:: Exercise goal ::
Scan the entries below and give the number of lines containing "Microsoft", with no accompanying words.

Entries from a dataset of interfaces

--------------------

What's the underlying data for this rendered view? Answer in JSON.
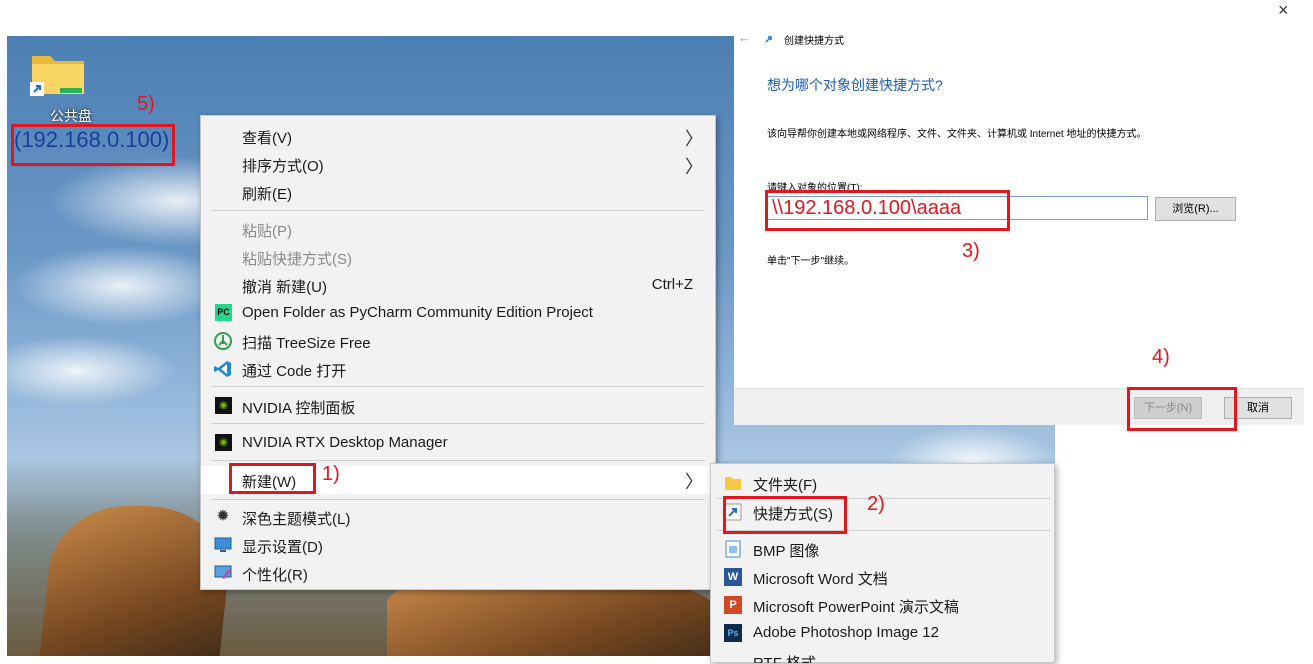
{
  "close_glyph": "×",
  "desktop": {
    "icon_label": "公共盘",
    "icon_address": "(192.168.0.100)"
  },
  "annotations": {
    "n1": "1)",
    "n2": "2)",
    "n3": "3)",
    "n4": "4)",
    "n5": "5)"
  },
  "context_menu": {
    "view": "查看(V)",
    "sort": "排序方式(O)",
    "refresh": "刷新(E)",
    "paste": "粘贴(P)",
    "paste_shortcut": "粘贴快捷方式(S)",
    "undo": "撤消 新建(U)",
    "undo_shortcut": "Ctrl+Z",
    "pycharm": "Open Folder as PyCharm Community Edition Project",
    "treesize": "扫描 TreeSize Free",
    "vscode": "通过 Code 打开",
    "nvidia_cp": "NVIDIA 控制面板",
    "nvidia_rtx": "NVIDIA RTX Desktop Manager",
    "new": "新建(W)",
    "dark_mode": "深色主题模式(L)",
    "display": "显示设置(D)",
    "personalize": "个性化(R)",
    "arrow": "〉"
  },
  "submenu": {
    "folder": "文件夹(F)",
    "shortcut": "快捷方式(S)",
    "bmp": "BMP 图像",
    "word": "Microsoft Word 文档",
    "ppt": "Microsoft PowerPoint 演示文稿",
    "psd": "Adobe Photoshop Image 12",
    "partial": "RTF 格式"
  },
  "wizard": {
    "back_glyph": "←",
    "title": "创建快捷方式",
    "heading": "想为哪个对象创建快捷方式?",
    "desc": "该向导帮你创建本地或网络程序、文件、文件夹、计算机或 Internet 地址的快捷方式。",
    "location_label": "请键入对象的位置(T):",
    "location_value": "\\\\192.168.0.100\\aaaa",
    "browse": "浏览(R)...",
    "hint": "单击\"下一步\"继续。",
    "next": "下一步(N)",
    "cancel": "取消"
  },
  "colors": {
    "annotation_red": "#e0171e",
    "heading_blue": "#1a5fb4"
  }
}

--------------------

:: Answer ::
2